The girls were the first to race. Tom captured this moment of the parents eager to see their kids come down the chute:
And here we are giving finisher's medals to everyone:
Almost 200 children had the opportunity to experience the joys of running in a race today. Each one proudly wore their bib and a finisher's medal. For those who had a parent who raced today, they can now have a special shared experience. Seeds are being planted for the future; to reap the harvest of a next generation who embrace the joy of running together in community.
So for all you parents out there - make time to bring the kids along when you go out on a run and bring them to kids races.
Find the time and the opportunity to volunteer to nourish our next generation in healthy pursuits because sometimes it is truly better to give than to receive.
My memoir, "Coming Home: A Memoir of Healing, Hope and Possibility" is now available on Amazon.
"Wait, I have one more goal," Mary McManus told her personal trainer in February of 2008 shortly after coming out of her toe up leg brace. "I want to run the Boston Marathon for Spaulding Rehab Hospital." Mary traded in her polio shoes for running shoes and embarked on the journey of a lifetime. Mary McManus was at the height of her career as a VA social worker when she was told by her team at Spaulding Rehabilitation Hospital’s International Rehab Center for Polio in December of 2006 that she needed to quit her job if she had any hope of preventing the progression of post polio syndrome, a progressive neuromuscular disease. In “Coming Home: A Memoir of Healing, Hope and Possibility” Mary takes you on her seven year healing odyssey as a survivor of paralytic polio and trauma from her diagnosis, to taking a leap of faith to leave her award winning career at the VA to heal her life and follow her passion as a poet and writer. You’ll experience her trials, tribulations and triumphs as she trains for and crosses the finish line of the 2009 Boston Marathon and discovers the opportunity for healing in the wake of new trauma: the suicide of her nephew in 2011, and the aftermath of the 2013 Boston Marathon bombings. This is Mary's journey of coming home to her human form free from the influences of the ghastly ghostly invaders who had invaded her sacred earthly home. Her memoir includes journals and blog posts from her seven year healing odyssey. This is her journey of transformation and her message of healing, hope and possibility.

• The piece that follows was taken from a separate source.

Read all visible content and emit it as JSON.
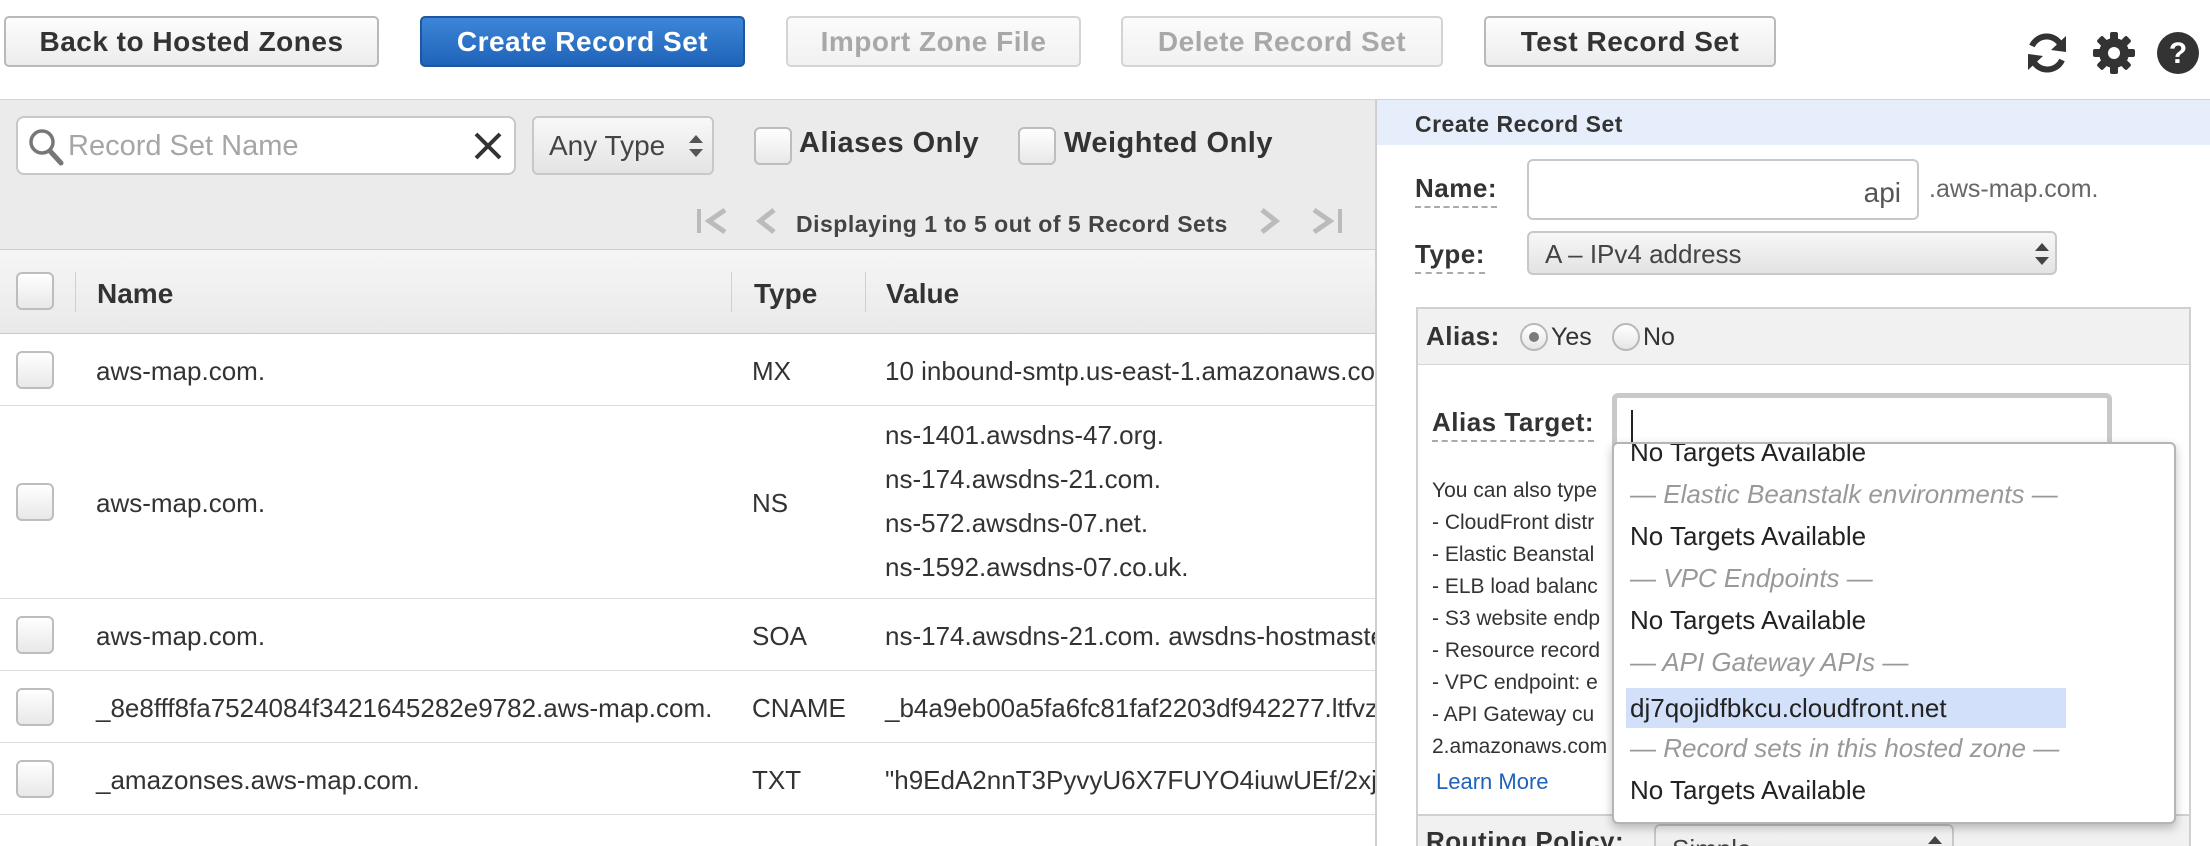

I donate 50% of royalty payments through on line sales to The One Fund to help Boston Marathon survivors and their families. Copies are also available at Brookline Marathon Sports. $5 of each book sold at Marathon Sports is donated to The One Fund.